Sure, the Highly Qualified tag is a requirement of No Child Left Behind, and in 2005 N.J. was embarrassed by a Fed analysis that there was a 10% gap between the percentage of Highly Qualified Teachers (HQT) in low poverty and high poverty districts. Now the gap is down to 0.8%; no more red faces and, supposedly, model teachers in each classroom, regardless of district income level.
In this age of measuring education quality through assessment, the designation of Highly Qualified Teacher surely must count for something, right?
That’s unclear, even to the NJ DOE. Its 2006 report, “New Jersey’s Plan for Meeting the Highly Qualified Teacher Goal,” comprises 87 pages of the history of the disparity of HQT’s in high and low income districts and N.J.’s efforts to ameliorate the inequity. By 2006, 96% of teachers were already highly qualified and the disparity was down to 7%. Indeed, the DOE successfully reduced the difference every year so that Davy can boast, three years later, that we’re at 99.7% across the board and the discrepancy between high and low income districts is 0.8%. But here’s the question: does it matter?
Here’s the conclusion from the DOE’s 2006 report: “The NJ DOE acknowledges the importance of having highly qualified teachers in every classroom (p.39)."

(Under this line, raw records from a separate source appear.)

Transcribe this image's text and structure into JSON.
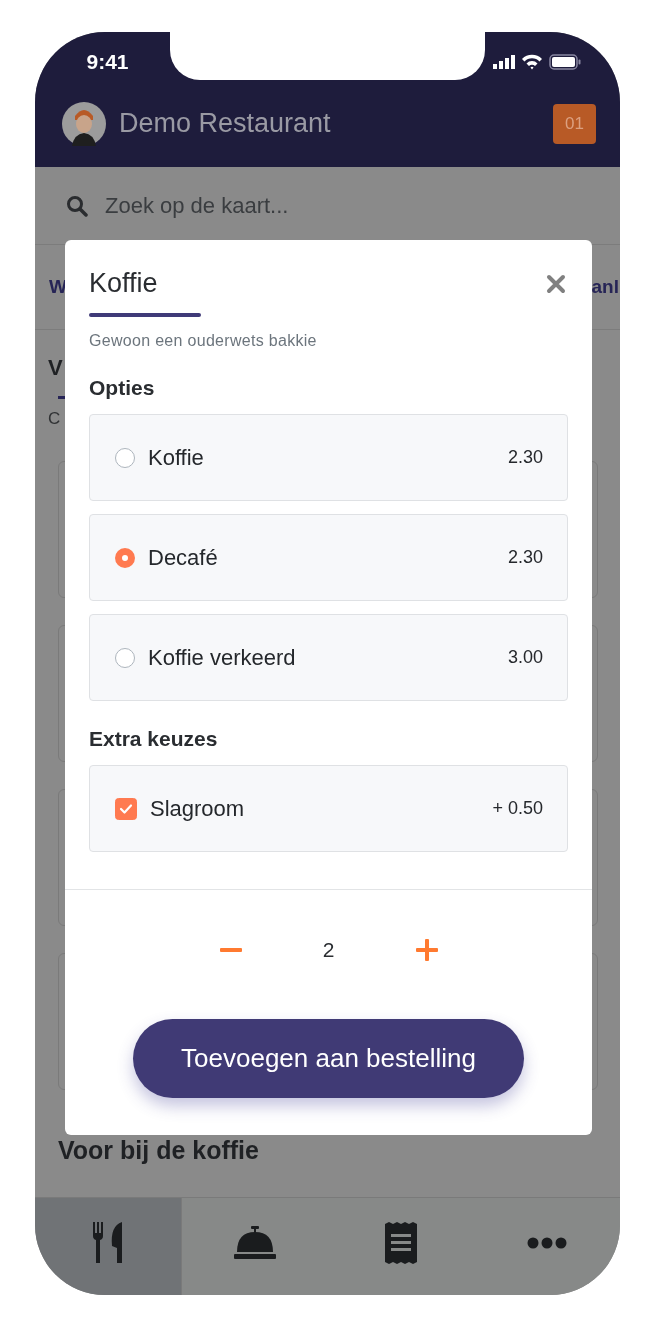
{
  "status_bar": {
    "time": "9:41"
  },
  "header": {
    "title": "Demo Restaurant",
    "table_badge": "01"
  },
  "search": {
    "placeholder": "Zoek op de kaart..."
  },
  "tabs": [
    {
      "label": "W"
    },
    {
      "label": "anl"
    }
  ],
  "section": {
    "heading": "V",
    "subtitle": "C"
  },
  "next_section": {
    "heading": "Voor bij de koffie"
  },
  "bottom_nav": [
    {
      "selected": true
    },
    {
      "selected": false
    },
    {
      "selected": false
    },
    {
      "selected": false
    }
  ],
  "modal": {
    "title": "Koffie",
    "description": "Gewoon een ouderwets bakkie",
    "options_heading": "Opties",
    "options": [
      {
        "label": "Koffie",
        "price": "2.30",
        "selected": false
      },
      {
        "label": "Decafé",
        "price": "2.30",
        "selected": true
      },
      {
        "label": "Koffie verkeerd",
        "price": "3.00",
        "selected": false
      }
    ],
    "extras_heading": "Extra keuzes",
    "extras": [
      {
        "label": "Slagroom",
        "price": "+ 0.50",
        "checked": true
      }
    ],
    "quantity": "2",
    "submit": "Toevoegen aan bestelling"
  }
}
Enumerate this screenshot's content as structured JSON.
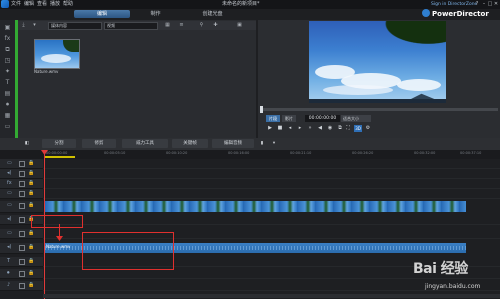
{
  "menu": {
    "items": [
      "文件",
      "编辑",
      "查看",
      "播放",
      "帮助"
    ],
    "document_title": "未命名的新项目*",
    "directorzone_link": "Sign in DirectorZone",
    "window_controls": [
      "?",
      "–",
      "□",
      "✕"
    ]
  },
  "brand": {
    "name": "PowerDirector"
  },
  "top_tabs": {
    "capture": "",
    "edit": "编辑",
    "produce": "制作",
    "create_disc": "创建光盘"
  },
  "left_toolbar": {
    "icons": [
      "media-room-icon",
      "fx-icon",
      "transition-icon",
      "pip-icon",
      "particle-icon",
      "title-icon",
      "mixing-icon",
      "voice-icon",
      "chapter-icon",
      "subtitle-icon"
    ]
  },
  "library": {
    "filter_select": "媒体内容",
    "type_select": "视频",
    "items": [
      {
        "label": "Nature.wmv"
      }
    ]
  },
  "preview": {
    "mode_clip": "片段",
    "mode_movie": "影片",
    "timecode": "00:00:00:00",
    "zoom": "适合大小"
  },
  "timeline_toolbar": {
    "split": "分割",
    "trim": "修剪",
    "power_tools": "威力工具",
    "keyframe": "关键帧",
    "edit_audio": "编辑音频"
  },
  "ruler": {
    "labels": [
      "00:00:00:00",
      "00:00:05:10",
      "00:00:10:20",
      "00:00:16:00",
      "00:00:21:10",
      "00:00:26:20",
      "00:00:32:00",
      "00:00:37:10",
      "00:00:42:20"
    ]
  },
  "tracks": {
    "audio_clip_label": "Nature.wmv"
  },
  "watermark": {
    "logo": "Bai 经验",
    "url": "jingyan.baidu.com"
  },
  "colors": {
    "accent": "#3a6ea5",
    "annotation": "#e0302e",
    "media_accent": "#33aa33",
    "clip_blue": "#2b6cae"
  }
}
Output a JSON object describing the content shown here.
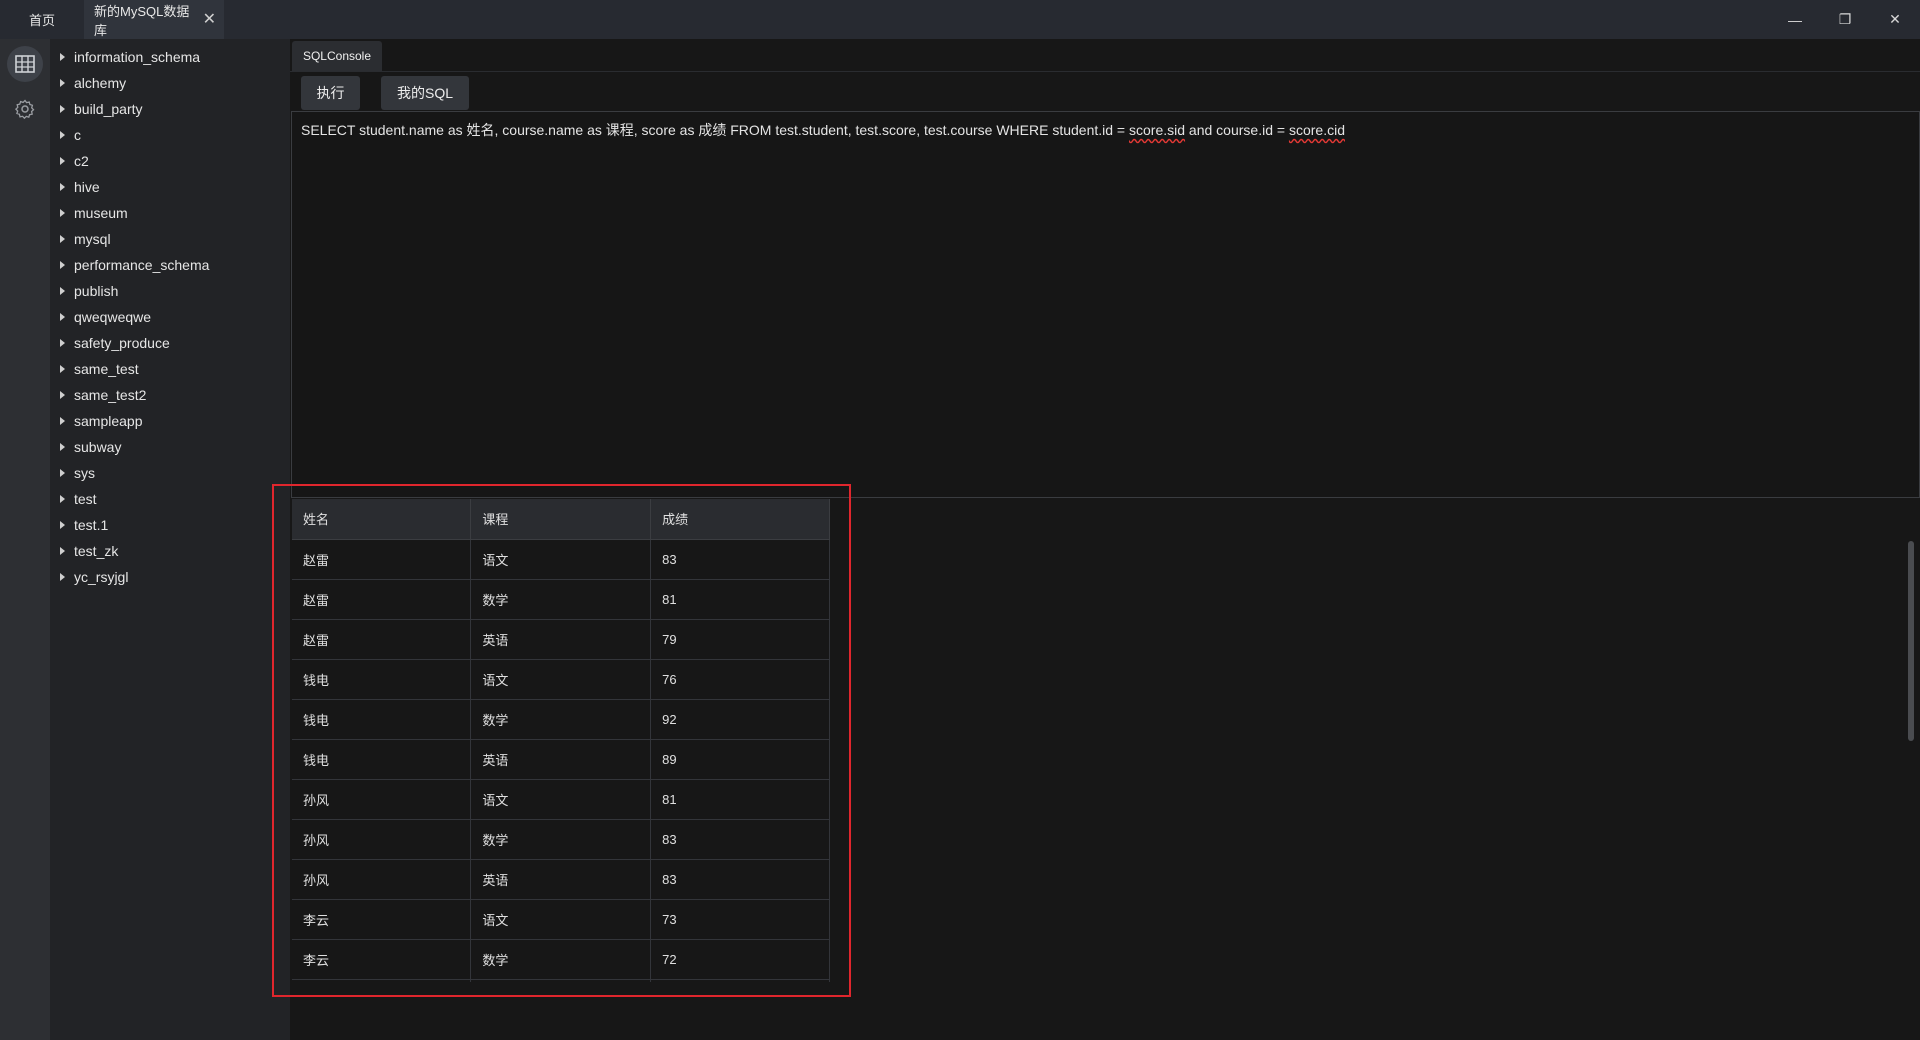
{
  "titlebar": {
    "tabs": [
      {
        "label": "首页"
      },
      {
        "label": "新的MySQL数据库",
        "close_glyph": "✕"
      }
    ],
    "window_controls": {
      "minimize": "—",
      "restore": "❐",
      "close": "✕"
    }
  },
  "activity_bar": {
    "items": [
      {
        "icon": "database-icon",
        "active": true
      },
      {
        "icon": "settings-gear-icon",
        "active": false
      }
    ]
  },
  "sidebar": {
    "databases": [
      "information_schema",
      "alchemy",
      "build_party",
      "c",
      "c2",
      "hive",
      "museum",
      "mysql",
      "performance_schema",
      "publish",
      "qweqweqwe",
      "safety_produce",
      "same_test",
      "same_test2",
      "sampleapp",
      "subway",
      "sys",
      "test",
      "test.1",
      "test_zk",
      "yc_rsyjgl"
    ]
  },
  "console": {
    "tab_label": "SQLConsole",
    "run_button": "执行",
    "my_sql_button": "我的SQL",
    "query_main": "SELECT student.name as 姓名, course.name as 课程, score as 成绩 FROM test.student, test.score, test.course WHERE student.id = ",
    "query_sid": "score.sid",
    "query_mid": " and course.id = ",
    "query_cid": "score.cid"
  },
  "results": {
    "columns": [
      "姓名",
      "课程",
      "成绩"
    ],
    "rows": [
      [
        "赵雷",
        "语文",
        "83"
      ],
      [
        "赵雷",
        "数学",
        "81"
      ],
      [
        "赵雷",
        "英语",
        "79"
      ],
      [
        "钱电",
        "语文",
        "76"
      ],
      [
        "钱电",
        "数学",
        "92"
      ],
      [
        "钱电",
        "英语",
        "89"
      ],
      [
        "孙风",
        "语文",
        "81"
      ],
      [
        "孙风",
        "数学",
        "83"
      ],
      [
        "孙风",
        "英语",
        "83"
      ],
      [
        "李云",
        "语文",
        "73"
      ],
      [
        "李云",
        "数学",
        "72"
      ],
      [
        "",
        "",
        ""
      ]
    ]
  },
  "colors": {
    "highlight_box": "#e0262d",
    "squiggle": "#e53935"
  }
}
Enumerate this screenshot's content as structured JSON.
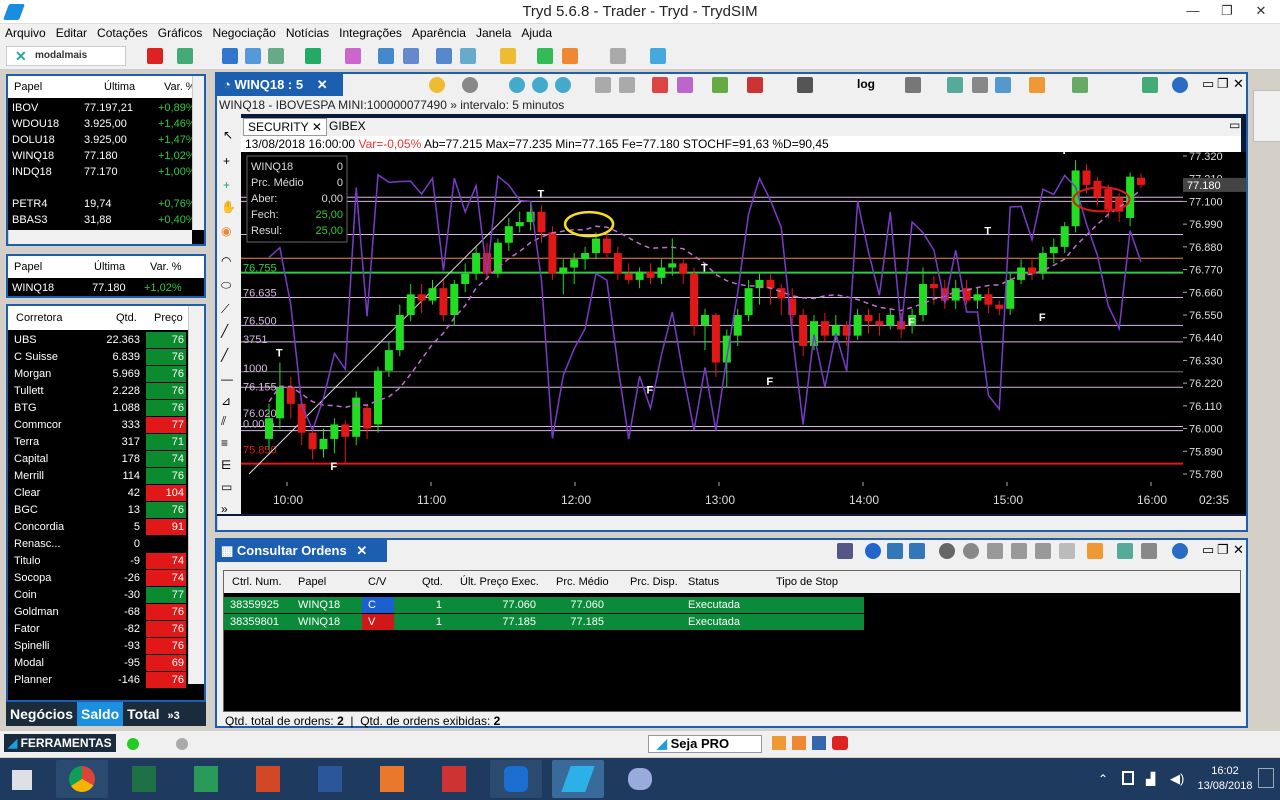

Here’s the other conclusion from the DOE’s 2006 report: The Pearson linear and correlation coefficient, which “is a very weak 0.0602,” "strongly suggests that the quartile comparison cited elsewhere is misleading and that in fact HQT average is not a dominant factor in poor performance in high quality schools (p.51, Appendix C)."
The HQT designation is important to students. The HQT designation is not important to students. Glad we’ve cleared that up.
What’s a Highly Qualified Teacher anyway? Since 1985, teachers in N.J. have to prove competency by having an undergraduate major in their field, or by earning 30 credits, or by having National Board Certification. In addition, they have to pass ETS’s Praxis test in their area of expertise. (Veteran teachers have been able to fulfill requirements by using the High Objective Uniform State Evaluation (HOUSE) Standard Content Knowledge Matrix, which lets them bypass the requirements through accruing 10 points in college coursework, professional development courses, and seniority, but it’s being phased out now.)
So, it’s college coursework, plus passing ETS’s Praxis test, which purports to assess a teacher’s content knowledge. New Jersey, in fact, is one of 48 states (California and Texas use their own in-house tests) that uses the Praxis, a multiple-choice, two-hour exam. Let’s look at one of them – the Mathematics Content Knowledge, 10061, taken by all new middle school and high school teachers in N.J. Every state gets to set its own passing grade. The highest possible grade is 200 and the lowest possible grade is 100. According to Eduinsights, Colorado sets the highest bar, requiring a score of 156, which equates to correctly answering 63% of the questions. Arkansas has the lowest bar, a passing rate of 116, which equates to correctly answering 20% of the questions. New Jersey is in the middle. To meet the requirements of a Highly Qualified Teacher in N.J., you need a score of 137, i.e., correctly answer 42% of the questions.
Is the test so difficult? Not according to ETS: “The Praxis Series tests are intended to measure the knowledge, skills, or abilities that groups of experts determine to be important for a beginning teacher.” Let’s say the Math Praxis II is more difficult than the others. (It may be. Derrell Bradford of E3 notes in a post on the Special Review Assessment that 42% of prospective N.J. math teachers, including 2/3 of minority applicants, failed.) But as NCLB keeps pushing the bar up for students and as N.J. implements more rigorous high school graduation requirements, shouldn’t our teachers’ proficiency be an item of discussion?
Why is a score of 42% adequate? Do we need a No Teacher Left Behind law? How can we justify mandating increased proficiency levels for kids without mandating increased proficiency levels for teachers?
Either teacher proficiency matters or it doesn’t. If it doesn’t matter, we should give up the farce of requiring content knowledge tests with a passing rate of 42%. If it does matter, then perhaps it’s time to not only ask more from our students but also ask more of our teachers.